NASA’s Cassini spacecraft has sent back new images of Saturn’s moon Titan, revealing an amazing natural phenomenon. According to a statement from the Jet Propulsion Laboratory in Pasadena, CA, researchers have identified liquid methane running throughout a series of canyons carved into the surface of the moon. The study, published in the journal Geophysical Research Letters, confirms the first liquid-filled channels ever discovered on Titan.
The study refers to data gathered by Cassini during a close pass over Titan in May of 2013. The probe’s radar scanned the region of the moon branching out from the massive sea known as Ligeia Mare.
Previous images taken by Cassini suggested to scientists that the long channels covering Titan’s surface were filled with liquid, but this was not confirmed until researchers examined the most recent data. The radar instrument on Cassini is typically used as an imager, but was instead configured to act as an altimeter, measuring the height of the geologic features on the ground.
The radar instrument detected the smooth surface of the liquid methane channels, and was able to record their depths as it passed above Titan’s surface. The deep streams carved into the surface of the moon indicate that the process responsible for their creation was either active for a long time, or eroded the surface extremely quickly.

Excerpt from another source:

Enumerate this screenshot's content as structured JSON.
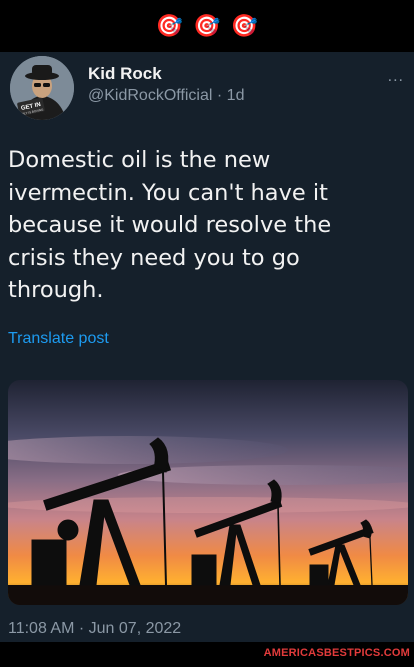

According to Valerio Poggiali, a Cassini radar team associate and the study’s lead author, “It’s likely that a combination of these forces contributed to the formation of the deep canyons, but at present it’s not clear to what degree each was involved. What is clear is that any description of Titan’s geological evolution needs to be able to explain how the canyons got there.”